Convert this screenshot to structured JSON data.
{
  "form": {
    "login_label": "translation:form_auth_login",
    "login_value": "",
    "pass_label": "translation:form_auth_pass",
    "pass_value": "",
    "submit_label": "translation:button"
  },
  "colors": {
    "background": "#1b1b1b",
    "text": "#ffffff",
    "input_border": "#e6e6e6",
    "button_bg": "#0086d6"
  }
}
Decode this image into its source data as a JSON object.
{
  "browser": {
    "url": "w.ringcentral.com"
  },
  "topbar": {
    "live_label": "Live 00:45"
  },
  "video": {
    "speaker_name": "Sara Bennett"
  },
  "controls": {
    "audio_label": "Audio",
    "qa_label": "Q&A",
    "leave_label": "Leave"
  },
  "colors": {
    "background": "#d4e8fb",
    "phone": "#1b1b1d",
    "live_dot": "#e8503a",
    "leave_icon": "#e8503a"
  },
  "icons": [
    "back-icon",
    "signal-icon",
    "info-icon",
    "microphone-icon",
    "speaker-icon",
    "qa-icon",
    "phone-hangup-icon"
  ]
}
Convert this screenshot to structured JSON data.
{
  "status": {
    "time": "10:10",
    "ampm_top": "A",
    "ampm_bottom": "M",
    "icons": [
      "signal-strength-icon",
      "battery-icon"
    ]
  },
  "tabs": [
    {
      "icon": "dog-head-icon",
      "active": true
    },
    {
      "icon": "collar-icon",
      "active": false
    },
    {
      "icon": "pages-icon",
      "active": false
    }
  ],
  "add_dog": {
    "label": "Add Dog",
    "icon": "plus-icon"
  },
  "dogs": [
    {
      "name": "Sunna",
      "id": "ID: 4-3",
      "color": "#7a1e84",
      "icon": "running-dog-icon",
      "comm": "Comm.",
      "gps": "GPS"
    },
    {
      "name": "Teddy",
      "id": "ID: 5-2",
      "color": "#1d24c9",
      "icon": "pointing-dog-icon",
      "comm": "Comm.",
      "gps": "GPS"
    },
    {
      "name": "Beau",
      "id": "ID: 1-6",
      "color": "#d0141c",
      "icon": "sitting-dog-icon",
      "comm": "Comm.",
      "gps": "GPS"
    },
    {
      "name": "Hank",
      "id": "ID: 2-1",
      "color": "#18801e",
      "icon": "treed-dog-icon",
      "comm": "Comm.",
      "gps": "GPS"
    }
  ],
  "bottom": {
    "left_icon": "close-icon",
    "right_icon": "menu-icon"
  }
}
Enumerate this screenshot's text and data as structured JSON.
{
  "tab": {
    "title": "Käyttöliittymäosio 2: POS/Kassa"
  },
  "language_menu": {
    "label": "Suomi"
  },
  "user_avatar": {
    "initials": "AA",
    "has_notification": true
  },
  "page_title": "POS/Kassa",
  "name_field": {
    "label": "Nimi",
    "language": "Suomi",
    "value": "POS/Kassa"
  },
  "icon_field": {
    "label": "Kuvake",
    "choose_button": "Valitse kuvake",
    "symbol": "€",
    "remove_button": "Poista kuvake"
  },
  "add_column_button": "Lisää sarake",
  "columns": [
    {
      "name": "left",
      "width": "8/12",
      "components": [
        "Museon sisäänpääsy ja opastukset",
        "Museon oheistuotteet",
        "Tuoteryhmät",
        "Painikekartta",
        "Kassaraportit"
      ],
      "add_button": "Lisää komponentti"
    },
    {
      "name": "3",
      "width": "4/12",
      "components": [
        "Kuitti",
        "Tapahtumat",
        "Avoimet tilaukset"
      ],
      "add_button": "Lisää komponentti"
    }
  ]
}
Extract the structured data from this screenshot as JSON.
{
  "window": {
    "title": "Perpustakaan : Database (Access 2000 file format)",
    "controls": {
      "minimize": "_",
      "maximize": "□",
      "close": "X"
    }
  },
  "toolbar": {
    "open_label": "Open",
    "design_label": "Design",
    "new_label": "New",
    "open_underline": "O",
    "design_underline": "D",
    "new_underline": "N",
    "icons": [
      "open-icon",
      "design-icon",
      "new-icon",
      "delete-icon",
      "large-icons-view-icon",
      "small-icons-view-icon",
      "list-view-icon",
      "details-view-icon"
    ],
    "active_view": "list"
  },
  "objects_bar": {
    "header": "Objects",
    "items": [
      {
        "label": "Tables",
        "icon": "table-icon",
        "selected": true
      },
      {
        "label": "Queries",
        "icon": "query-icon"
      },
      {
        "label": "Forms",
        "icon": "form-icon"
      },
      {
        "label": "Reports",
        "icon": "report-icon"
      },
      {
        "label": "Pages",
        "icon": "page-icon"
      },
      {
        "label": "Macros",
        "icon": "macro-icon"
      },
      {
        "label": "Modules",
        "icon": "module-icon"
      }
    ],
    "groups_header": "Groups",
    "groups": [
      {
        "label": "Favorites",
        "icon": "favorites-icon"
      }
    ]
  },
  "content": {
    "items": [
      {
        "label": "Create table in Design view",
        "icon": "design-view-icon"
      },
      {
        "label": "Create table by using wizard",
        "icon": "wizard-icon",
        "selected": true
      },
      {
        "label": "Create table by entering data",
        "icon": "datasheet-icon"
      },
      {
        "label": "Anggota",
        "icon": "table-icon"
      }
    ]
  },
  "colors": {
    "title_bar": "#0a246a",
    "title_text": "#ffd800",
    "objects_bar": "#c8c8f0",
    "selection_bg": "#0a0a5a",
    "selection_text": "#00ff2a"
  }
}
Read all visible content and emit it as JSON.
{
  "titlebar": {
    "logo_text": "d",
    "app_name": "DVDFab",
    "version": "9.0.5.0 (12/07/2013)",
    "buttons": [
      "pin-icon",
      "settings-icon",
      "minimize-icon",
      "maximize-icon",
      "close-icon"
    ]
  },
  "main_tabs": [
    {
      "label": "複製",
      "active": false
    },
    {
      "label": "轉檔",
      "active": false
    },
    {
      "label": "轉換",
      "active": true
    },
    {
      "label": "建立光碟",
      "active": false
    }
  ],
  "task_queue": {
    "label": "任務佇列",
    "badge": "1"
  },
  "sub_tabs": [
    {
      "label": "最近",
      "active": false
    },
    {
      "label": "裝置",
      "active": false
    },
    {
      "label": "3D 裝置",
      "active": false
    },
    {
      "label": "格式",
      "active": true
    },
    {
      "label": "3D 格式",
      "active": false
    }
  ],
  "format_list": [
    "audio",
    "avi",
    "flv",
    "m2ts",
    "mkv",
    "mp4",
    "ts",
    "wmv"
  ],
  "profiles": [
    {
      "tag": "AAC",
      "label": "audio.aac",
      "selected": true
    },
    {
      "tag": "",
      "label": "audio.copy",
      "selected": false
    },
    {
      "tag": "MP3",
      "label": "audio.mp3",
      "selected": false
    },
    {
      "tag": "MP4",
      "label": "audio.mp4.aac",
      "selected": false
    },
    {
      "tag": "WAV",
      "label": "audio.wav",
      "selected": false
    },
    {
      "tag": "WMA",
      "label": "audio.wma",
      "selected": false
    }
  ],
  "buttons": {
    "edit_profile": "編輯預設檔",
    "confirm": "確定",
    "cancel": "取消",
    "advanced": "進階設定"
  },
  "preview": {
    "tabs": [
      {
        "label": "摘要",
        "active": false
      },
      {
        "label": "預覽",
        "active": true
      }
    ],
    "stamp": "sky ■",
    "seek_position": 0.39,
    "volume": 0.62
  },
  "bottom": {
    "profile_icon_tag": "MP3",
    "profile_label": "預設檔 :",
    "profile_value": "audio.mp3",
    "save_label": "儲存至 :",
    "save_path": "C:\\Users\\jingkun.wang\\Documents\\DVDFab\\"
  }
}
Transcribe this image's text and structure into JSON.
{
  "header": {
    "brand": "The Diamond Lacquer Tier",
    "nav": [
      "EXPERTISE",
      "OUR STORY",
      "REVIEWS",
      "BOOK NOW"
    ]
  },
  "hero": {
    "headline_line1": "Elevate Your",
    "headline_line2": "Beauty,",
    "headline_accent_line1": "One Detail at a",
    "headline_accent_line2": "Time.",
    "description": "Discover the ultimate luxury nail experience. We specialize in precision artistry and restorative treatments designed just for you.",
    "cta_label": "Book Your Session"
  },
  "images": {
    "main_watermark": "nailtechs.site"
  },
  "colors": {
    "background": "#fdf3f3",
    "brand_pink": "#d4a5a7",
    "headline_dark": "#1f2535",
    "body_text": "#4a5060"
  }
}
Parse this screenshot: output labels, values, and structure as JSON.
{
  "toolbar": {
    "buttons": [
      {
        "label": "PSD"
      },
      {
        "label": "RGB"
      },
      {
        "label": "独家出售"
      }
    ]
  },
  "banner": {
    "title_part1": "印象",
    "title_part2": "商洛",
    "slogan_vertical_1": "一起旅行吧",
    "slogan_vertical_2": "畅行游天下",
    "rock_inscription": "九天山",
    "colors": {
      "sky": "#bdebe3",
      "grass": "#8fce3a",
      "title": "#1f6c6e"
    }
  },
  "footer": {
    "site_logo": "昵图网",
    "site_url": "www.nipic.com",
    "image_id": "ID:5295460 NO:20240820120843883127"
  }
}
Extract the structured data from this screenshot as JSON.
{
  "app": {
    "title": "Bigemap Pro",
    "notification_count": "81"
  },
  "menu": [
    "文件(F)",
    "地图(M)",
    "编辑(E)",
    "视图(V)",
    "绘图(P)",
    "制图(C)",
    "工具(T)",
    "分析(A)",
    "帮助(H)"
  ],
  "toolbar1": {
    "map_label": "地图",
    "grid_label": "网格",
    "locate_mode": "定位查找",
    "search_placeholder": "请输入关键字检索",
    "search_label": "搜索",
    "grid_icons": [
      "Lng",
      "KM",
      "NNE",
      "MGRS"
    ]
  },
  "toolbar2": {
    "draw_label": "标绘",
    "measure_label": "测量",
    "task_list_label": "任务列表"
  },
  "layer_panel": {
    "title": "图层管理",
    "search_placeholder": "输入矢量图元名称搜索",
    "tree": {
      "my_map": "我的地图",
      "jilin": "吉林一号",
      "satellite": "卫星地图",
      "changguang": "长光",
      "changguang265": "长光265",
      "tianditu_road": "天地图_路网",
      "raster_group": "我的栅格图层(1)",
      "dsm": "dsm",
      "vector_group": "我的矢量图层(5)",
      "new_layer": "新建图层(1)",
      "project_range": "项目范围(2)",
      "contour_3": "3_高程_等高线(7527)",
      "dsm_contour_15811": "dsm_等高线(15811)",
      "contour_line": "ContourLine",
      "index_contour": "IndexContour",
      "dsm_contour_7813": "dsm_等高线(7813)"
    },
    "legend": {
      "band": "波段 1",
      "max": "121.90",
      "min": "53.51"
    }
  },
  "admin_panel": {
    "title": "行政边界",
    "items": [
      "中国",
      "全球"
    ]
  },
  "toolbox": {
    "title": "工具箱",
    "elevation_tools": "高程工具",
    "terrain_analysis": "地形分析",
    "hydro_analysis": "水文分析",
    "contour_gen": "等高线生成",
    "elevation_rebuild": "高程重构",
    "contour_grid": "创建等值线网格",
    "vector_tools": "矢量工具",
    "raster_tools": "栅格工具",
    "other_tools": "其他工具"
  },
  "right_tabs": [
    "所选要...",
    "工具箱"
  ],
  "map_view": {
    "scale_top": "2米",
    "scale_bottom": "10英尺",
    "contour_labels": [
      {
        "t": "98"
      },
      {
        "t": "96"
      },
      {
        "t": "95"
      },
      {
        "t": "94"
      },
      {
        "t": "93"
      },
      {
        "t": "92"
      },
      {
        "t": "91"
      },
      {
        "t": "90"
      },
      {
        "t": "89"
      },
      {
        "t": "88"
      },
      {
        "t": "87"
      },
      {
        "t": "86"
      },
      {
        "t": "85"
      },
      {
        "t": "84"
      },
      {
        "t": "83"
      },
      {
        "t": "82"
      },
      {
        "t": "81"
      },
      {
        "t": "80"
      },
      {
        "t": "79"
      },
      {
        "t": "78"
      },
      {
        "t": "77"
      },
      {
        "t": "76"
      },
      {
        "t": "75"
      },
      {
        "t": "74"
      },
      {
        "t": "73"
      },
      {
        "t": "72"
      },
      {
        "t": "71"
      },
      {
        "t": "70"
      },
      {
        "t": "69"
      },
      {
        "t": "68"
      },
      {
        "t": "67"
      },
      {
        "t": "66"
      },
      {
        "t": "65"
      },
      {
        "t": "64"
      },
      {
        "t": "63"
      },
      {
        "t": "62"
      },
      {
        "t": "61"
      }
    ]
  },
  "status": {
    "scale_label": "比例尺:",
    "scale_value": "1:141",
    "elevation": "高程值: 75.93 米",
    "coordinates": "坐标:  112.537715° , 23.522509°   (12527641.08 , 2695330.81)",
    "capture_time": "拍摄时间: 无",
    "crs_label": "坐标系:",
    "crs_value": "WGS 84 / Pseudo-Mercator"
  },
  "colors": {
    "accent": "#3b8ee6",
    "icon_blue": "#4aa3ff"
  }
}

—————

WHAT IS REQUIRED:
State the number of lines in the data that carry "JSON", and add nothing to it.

REPLY:
9